How the other side thinks

Moral Foundations Theory holds that people have 6 fundamental principles (or “foundations”) which they use to support their moral beliefs: Care for others Fairness Liberty Loyalty to your group Obedience to authority Moral sanctity or purity Conservatives tend to believe in 5 or more pillars, but are particularly strong in their belief in loyalty, obedience and moral purity. Liberals (like me) tend to have little or no belief in obedience or sanctity, and very little concern for loyalty.

Deontological ethics and the gun problem

First, some background on recent studies in social science: The study by Jared Piazza of the University of Pennsylvania and Paulo Sousa of Queen’s University Belfast, which included a total of 688 participants, found religious individuals and political conservatives consistently invoked deontological ethics. In other words, they judged the morality of actions based on a universal rule such as, “You should not kill.” Political liberals, on the other hand, consistently invoked consequentialist ethics, meaning they judged the morality of actions based on their positive or negative outcomes.


In my view, any rule-based moral system will inevitably give “wrong”, “evil” or “immoral” answers to moral questions under certain circumstances. They may be unlikely circumstances, but I’ve never met a moral code which didn’t fall down under some sets of conditions, recommending behaviour which I would deem unacceptable. My view of morality is that it is a cache of pre-generated guidelines for resolving moral questions.

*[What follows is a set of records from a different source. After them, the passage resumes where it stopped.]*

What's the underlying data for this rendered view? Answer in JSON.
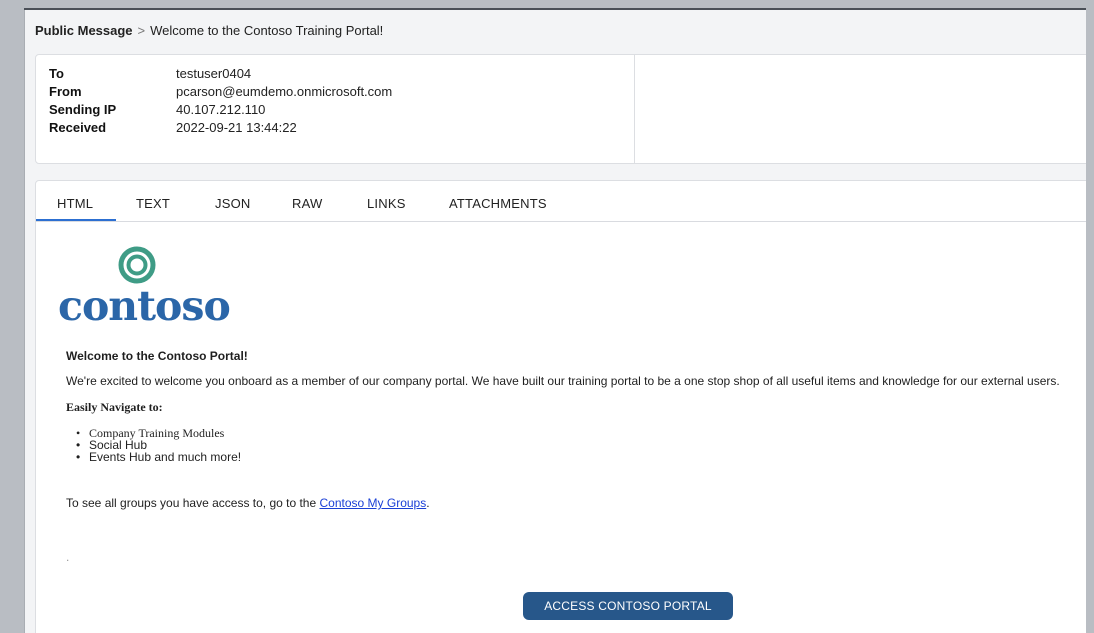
{
  "breadcrumb": {
    "section": "Public Message",
    "separator": ">",
    "subject": "Welcome to the Contoso Training Portal!"
  },
  "meta": {
    "to_label": "To",
    "to_value": "testuser0404",
    "from_label": "From",
    "from_value": "pcarson@eumdemo.onmicrosoft.com",
    "ip_label": "Sending IP",
    "ip_value": "40.107.212.110",
    "received_label": "Received",
    "received_value": "2022-09-21 13:44:22"
  },
  "tabs": [
    {
      "label": "HTML",
      "active": true
    },
    {
      "label": "TEXT"
    },
    {
      "label": "JSON"
    },
    {
      "label": "RAW"
    },
    {
      "label": "LINKS"
    },
    {
      "label": "ATTACHMENTS"
    }
  ],
  "email": {
    "logo_text": "contoso",
    "heading": "Welcome to the Contoso Portal!",
    "intro": "We're excited to welcome you onboard as a member of our company portal. We have built our training portal to be a one stop shop of all useful items and knowledge for our external users.",
    "nav_heading": "Easily Navigate to:",
    "nav_items": [
      "Company Training Modules",
      "Social Hub",
      "Events Hub and much more!"
    ],
    "groups_prefix": "To see all groups you have access to, go to the",
    "groups_link": "Contoso My Groups",
    "groups_suffix": ".",
    "dot": ".",
    "cta_label": "ACCESS CONTOSO PORTAL"
  },
  "colors": {
    "accent": "#2c6fd1",
    "logo_teal": "#3f9c86",
    "logo_blue": "#2b66a8",
    "cta": "#27578a",
    "link": "#1a3fd6"
  }
}
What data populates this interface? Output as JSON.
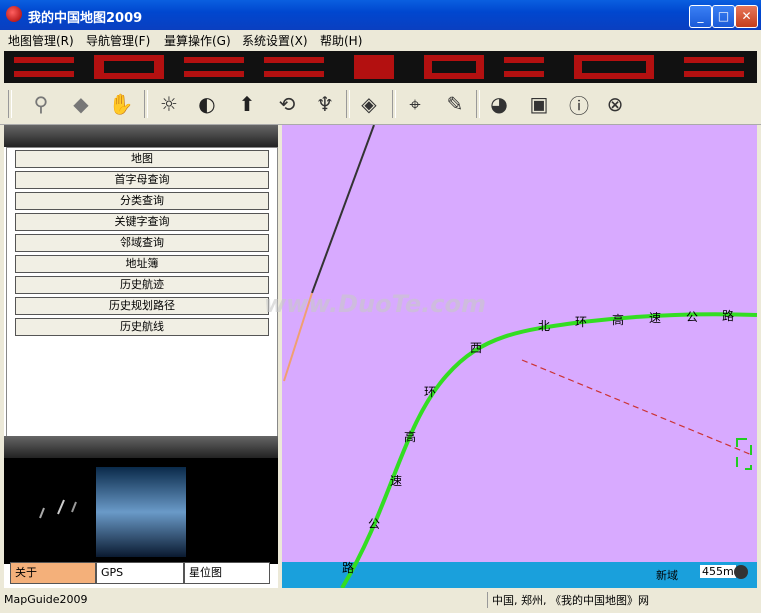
{
  "window": {
    "title": "我的中国地图2009"
  },
  "menu": [
    {
      "label": "地图管理(R)"
    },
    {
      "label": "导航管理(F)"
    },
    {
      "label": "量算操作(G)"
    },
    {
      "label": "系统设置(X)"
    },
    {
      "label": "帮助(H)"
    }
  ],
  "toolbar": [
    "pin-icon",
    "shape-icon",
    "hand-icon",
    "sun-icon",
    "moon-icon",
    "north-arrow-icon",
    "sync-icon",
    "antenna-icon",
    "layer-icon",
    "crosshair-icon",
    "ruler-icon",
    "globe-icon",
    "monitor-icon",
    "info-icon",
    "close-circle-icon"
  ],
  "nav_items": [
    {
      "label": "地图"
    },
    {
      "label": "首字母查询"
    },
    {
      "label": "分类查询"
    },
    {
      "label": "关键字查询"
    },
    {
      "label": "邻域查询"
    },
    {
      "label": "地址簿"
    },
    {
      "label": "历史航迹"
    },
    {
      "label": "历史规划路径"
    },
    {
      "label": "历史航线"
    }
  ],
  "bottom_tabs": [
    {
      "label": "关于"
    },
    {
      "label": "GPS"
    },
    {
      "label": "星位图"
    }
  ],
  "map": {
    "road_labels": [
      "西",
      "北",
      "环",
      "高",
      "速",
      "公",
      "路",
      "环",
      "高",
      "速",
      "公",
      "路"
    ],
    "scale_label": "455m",
    "corner_label": "新域",
    "background_color": "#d8aaff",
    "road_color": "#33dd22",
    "watermark": "www.DuoTe.com"
  },
  "status": {
    "left": "MapGuide2009",
    "right": "中国, 郑州, 《我的中国地图》网"
  }
}
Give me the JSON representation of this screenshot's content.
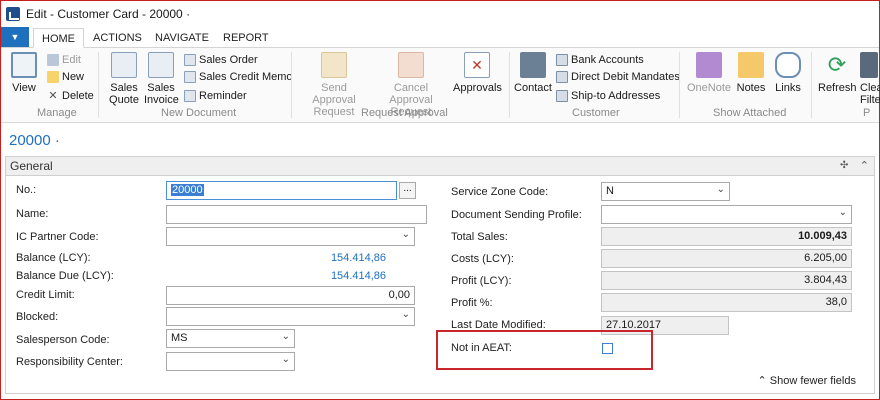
{
  "window": {
    "title": "Edit - Customer Card - 20000 ·"
  },
  "tabs": [
    "HOME",
    "ACTIONS",
    "NAVIGATE",
    "REPORT"
  ],
  "app_menu_icon": "dropdown-arrow",
  "ribbon": {
    "manage": {
      "label": "Manage",
      "view": "View",
      "edit": "Edit",
      "new": "New",
      "delete": "Delete"
    },
    "new_document": {
      "label": "New Document",
      "sales_quote_1": "Sales",
      "sales_quote_2": "Quote",
      "sales_invoice_1": "Sales",
      "sales_invoice_2": "Invoice",
      "sales_order": "Sales Order",
      "sales_credit_memo": "Sales Credit Memo",
      "reminder": "Reminder"
    },
    "request_approval": {
      "label": "Request Approval",
      "send_1": "Send Approval",
      "send_2": "Request",
      "cancel_1": "Cancel Approval",
      "cancel_2": "Request",
      "approvals": "Approvals"
    },
    "customer": {
      "label": "Customer",
      "contact": "Contact",
      "bank_accounts": "Bank Accounts",
      "direct_debit_mandates": "Direct Debit Mandates",
      "ship_to_addresses": "Ship-to Addresses"
    },
    "show_attached": {
      "label": "Show Attached",
      "onenote": "OneNote",
      "notes": "Notes",
      "links": "Links"
    },
    "page": {
      "label": "P",
      "refresh": "Refresh",
      "clear_filter_1": "Clea",
      "clear_filter_2": "Filte"
    }
  },
  "record_title": "20000 ·",
  "general": {
    "title": "General",
    "left": {
      "no_label": "No.:",
      "no_value": "20000",
      "lookup": "...",
      "name_label": "Name:",
      "name_value": "",
      "ic_partner_label": "IC Partner Code:",
      "ic_partner_value": "",
      "balance_label": "Balance (LCY):",
      "balance_value": "154.414,86",
      "balance_due_label": "Balance Due (LCY):",
      "balance_due_value": "154.414,86",
      "credit_limit_label": "Credit Limit:",
      "credit_limit_value": "0,00",
      "blocked_label": "Blocked:",
      "blocked_value": "",
      "salesperson_label": "Salesperson Code:",
      "salesperson_value": "MS",
      "responsibility_label": "Responsibility Center:",
      "responsibility_value": ""
    },
    "right": {
      "service_zone_label": "Service Zone Code:",
      "service_zone_value": "N",
      "doc_sending_label": "Document Sending Profile:",
      "doc_sending_value": "",
      "total_sales_label": "Total Sales:",
      "total_sales_value": "10.009,43",
      "costs_label": "Costs (LCY):",
      "costs_value": "6.205,00",
      "profit_label": "Profit (LCY):",
      "profit_value": "3.804,43",
      "profit_pct_label": "Profit %:",
      "profit_pct_value": "38,0",
      "last_modified_label": "Last Date Modified:",
      "last_modified_value": "27.10.2017",
      "not_in_aeat_label": "Not in AEAT:",
      "not_in_aeat_checked": false
    },
    "show_fewer": "Show fewer fields"
  },
  "colors": {
    "accent": "#1f6fbf",
    "highlight_box": "#c8262a"
  }
}
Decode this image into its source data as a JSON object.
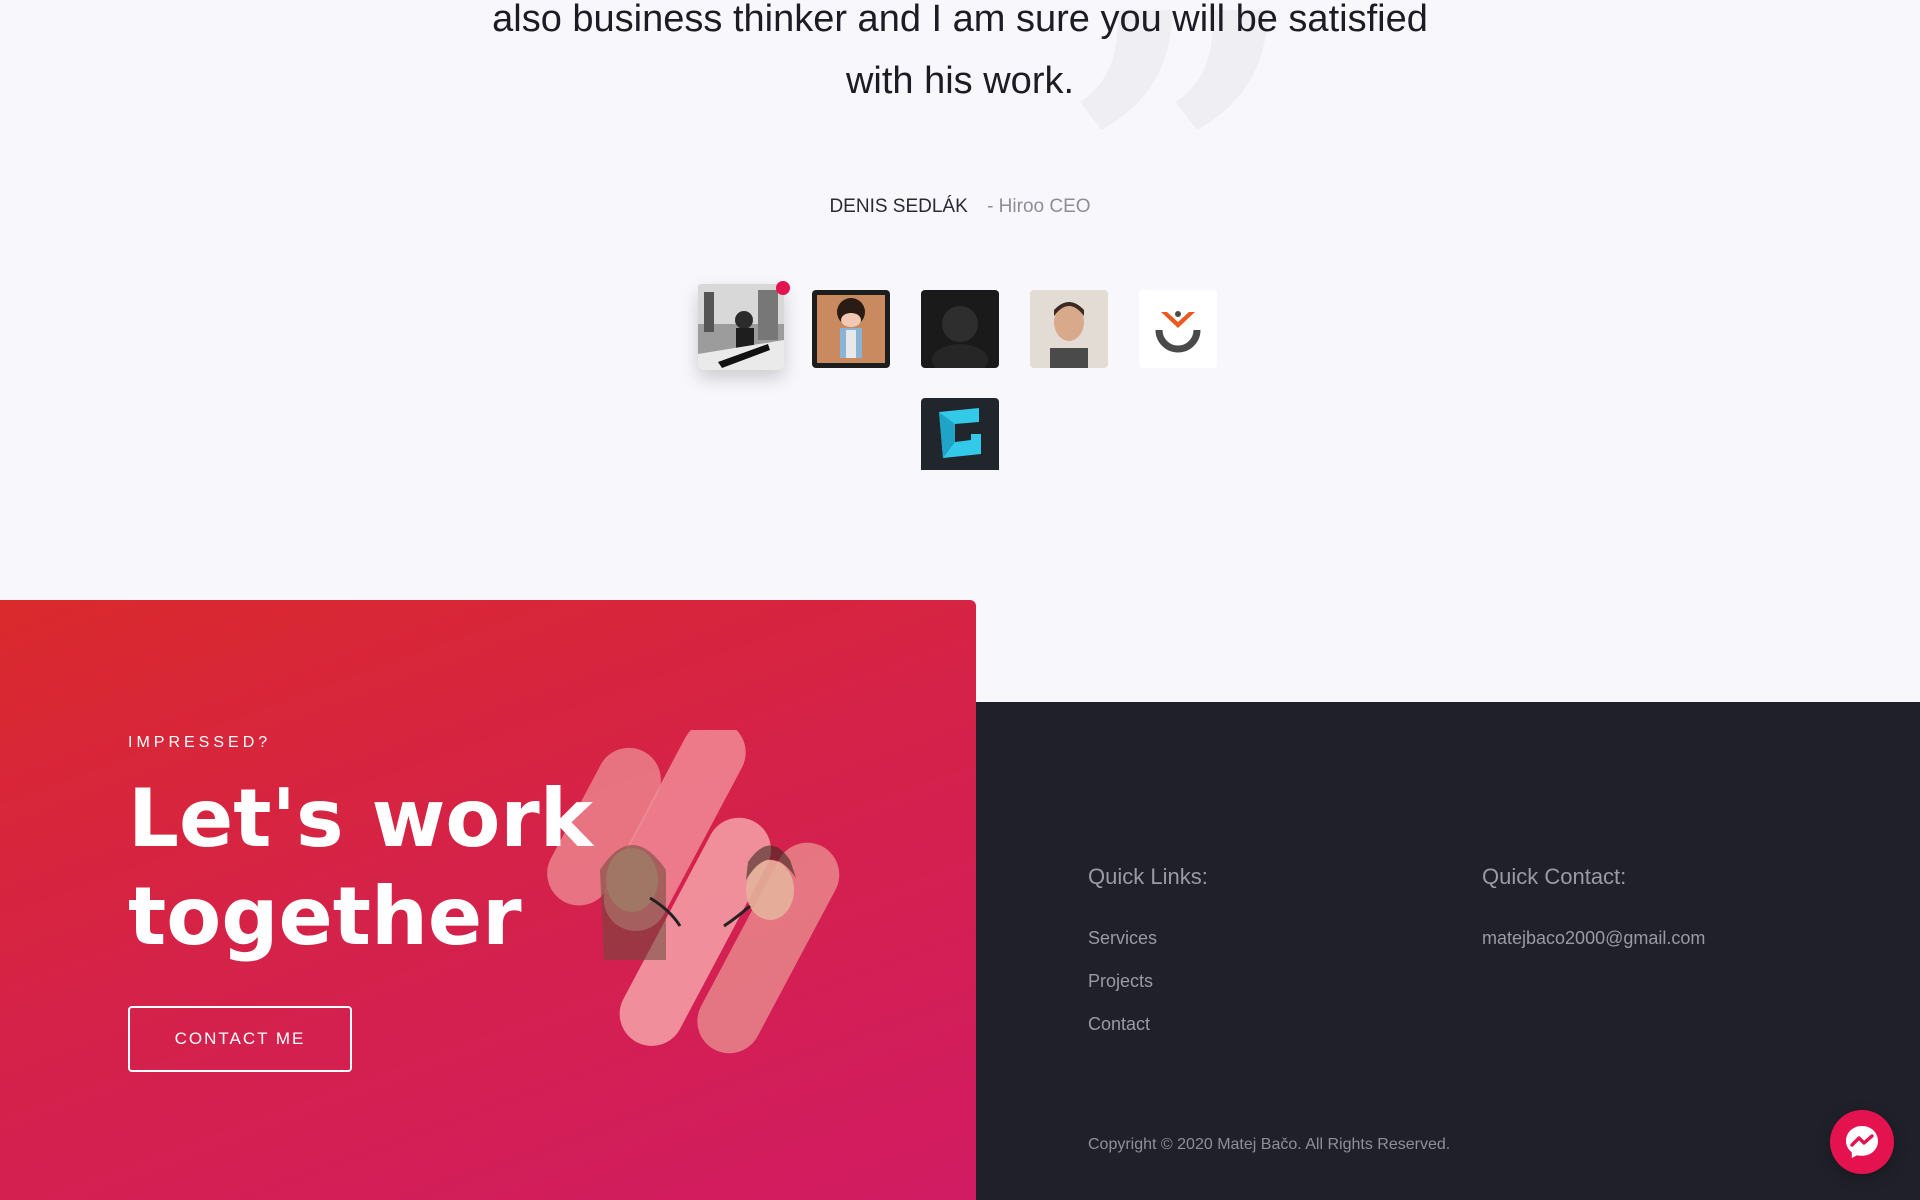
{
  "testimonial": {
    "quote_line1": "also business thinker and I am sure you will be satisfied",
    "quote_line2": "with his work.",
    "author_name": "DENIS SEDLÁK",
    "author_role": "- Hiroo CEO",
    "thumbnails": [
      {
        "name": "client-avatar-1",
        "active": true
      },
      {
        "name": "client-avatar-2",
        "active": false
      },
      {
        "name": "client-avatar-3",
        "active": false
      },
      {
        "name": "client-avatar-4",
        "active": false
      },
      {
        "name": "client-logo-5",
        "active": false
      },
      {
        "name": "client-logo-6",
        "active": false
      }
    ]
  },
  "cta": {
    "eyebrow": "IMPRESSED?",
    "headline_line1": "Let's work",
    "headline_line2": "together",
    "button_label": "CONTACT ME"
  },
  "footer": {
    "quick_links_title": "Quick Links:",
    "links": [
      "Services",
      "Projects",
      "Contact"
    ],
    "quick_contact_title": "Quick Contact:",
    "email": "matejbaco2000@gmail.com",
    "copyright": "Copyright © 2020 Matej Bačo. All Rights Reserved."
  },
  "colors": {
    "accent": "#e4134f",
    "cta_gradient_start": "#da2a2c",
    "cta_gradient_end": "#d11b63",
    "footer_bg": "#1f2029"
  },
  "icons": {
    "messenger": "messenger-icon",
    "quote": "quote-mark-icon"
  }
}
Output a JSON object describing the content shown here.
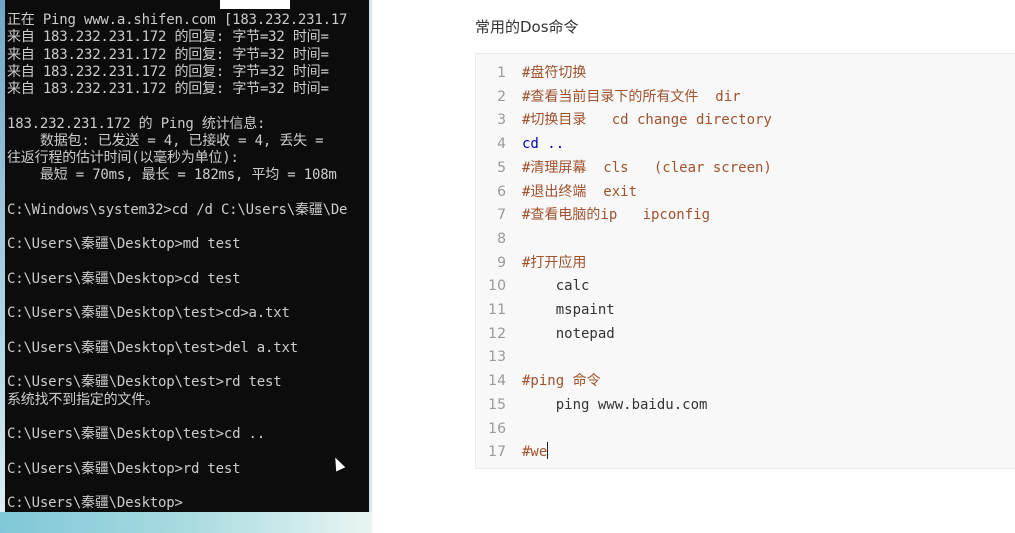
{
  "terminal": {
    "lines": [
      "正在 Ping www.a.shifen.com [183.232.231.17",
      "来自 183.232.231.172 的回复: 字节=32 时间=",
      "来自 183.232.231.172 的回复: 字节=32 时间=",
      "来自 183.232.231.172 的回复: 字节=32 时间=",
      "来自 183.232.231.172 的回复: 字节=32 时间=",
      "",
      "183.232.231.172 的 Ping 统计信息:",
      "    数据包: 已发送 = 4, 已接收 = 4, 丢失 =",
      "往返行程的估计时间(以毫秒为单位):",
      "    最短 = 70ms, 最长 = 182ms, 平均 = 108m",
      "",
      "C:\\Windows\\system32>cd /d C:\\Users\\秦疆\\De",
      "",
      "C:\\Users\\秦疆\\Desktop>md test",
      "",
      "C:\\Users\\秦疆\\Desktop>cd test",
      "",
      "C:\\Users\\秦疆\\Desktop\\test>cd>a.txt",
      "",
      "C:\\Users\\秦疆\\Desktop\\test>del a.txt",
      "",
      "C:\\Users\\秦疆\\Desktop\\test>rd test",
      "系统找不到指定的文件。",
      "",
      "C:\\Users\\秦疆\\Desktop\\test>cd ..",
      "",
      "C:\\Users\\秦疆\\Desktop>rd test",
      "",
      "C:\\Users\\秦疆\\Desktop>"
    ]
  },
  "editor": {
    "heading": "常用的Dos命令",
    "code_lines": [
      {
        "no": "1",
        "text": "#盘符切换",
        "kind": "comment"
      },
      {
        "no": "2",
        "text": "#查看当前目录下的所有文件  dir",
        "kind": "comment"
      },
      {
        "no": "3",
        "text": "#切换目录   cd change directory",
        "kind": "comment"
      },
      {
        "no": "4",
        "text": "cd ..",
        "kind": "keyword"
      },
      {
        "no": "5",
        "text": "#清理屏幕  cls   (clear screen)",
        "kind": "comment"
      },
      {
        "no": "6",
        "text": "#退出终端  exit",
        "kind": "comment"
      },
      {
        "no": "7",
        "text": "#查看电脑的ip   ipconfig",
        "kind": "comment"
      },
      {
        "no": "8",
        "text": "",
        "kind": "plain"
      },
      {
        "no": "9",
        "text": "#打开应用",
        "kind": "comment"
      },
      {
        "no": "10",
        "text": "    calc",
        "kind": "plain"
      },
      {
        "no": "11",
        "text": "    mspaint",
        "kind": "plain"
      },
      {
        "no": "12",
        "text": "    notepad",
        "kind": "plain"
      },
      {
        "no": "13",
        "text": "",
        "kind": "plain"
      },
      {
        "no": "14",
        "text": "#ping 命令",
        "kind": "comment"
      },
      {
        "no": "15",
        "text": "    ping www.baidu.com",
        "kind": "plain"
      },
      {
        "no": "16",
        "text": "",
        "kind": "plain"
      },
      {
        "no": "17",
        "text": "#we",
        "kind": "comment"
      }
    ]
  }
}
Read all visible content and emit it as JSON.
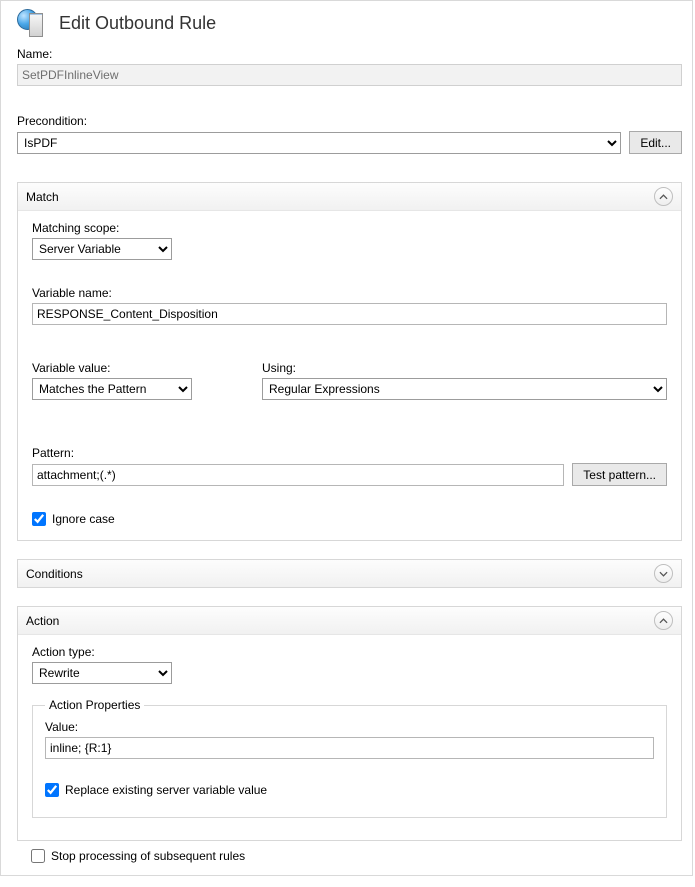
{
  "header": {
    "title": "Edit Outbound Rule"
  },
  "name": {
    "label": "Name:",
    "value": "SetPDFInlineView"
  },
  "precondition": {
    "label": "Precondition:",
    "selected": "IsPDF",
    "options": [
      "IsPDF"
    ],
    "edit_label": "Edit..."
  },
  "match": {
    "title": "Match",
    "scope_label": "Matching scope:",
    "scope_selected": "Server Variable",
    "scope_options": [
      "Server Variable"
    ],
    "varname_label": "Variable name:",
    "varname_value": "RESPONSE_Content_Disposition",
    "varvalue_label": "Variable value:",
    "varvalue_selected": "Matches the Pattern",
    "varvalue_options": [
      "Matches the Pattern"
    ],
    "using_label": "Using:",
    "using_selected": "Regular Expressions",
    "using_options": [
      "Regular Expressions"
    ],
    "pattern_label": "Pattern:",
    "pattern_value": "attachment;(.*)",
    "test_label": "Test pattern...",
    "ignore_case_label": "Ignore case",
    "ignore_case_checked": true
  },
  "conditions": {
    "title": "Conditions",
    "expanded": false
  },
  "action": {
    "title": "Action",
    "type_label": "Action type:",
    "type_selected": "Rewrite",
    "type_options": [
      "Rewrite"
    ],
    "props_title": "Action Properties",
    "value_label": "Value:",
    "value": "inline; {R:1}",
    "replace_label": "Replace existing server variable value",
    "replace_checked": true
  },
  "stop": {
    "label": "Stop processing of subsequent rules",
    "checked": false
  }
}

We cannot hope to reason out an answer every time we are confronted with a moral problem, so we build rules which attempt to encode an approximation of moral reasoning in easy-to-remember formulae.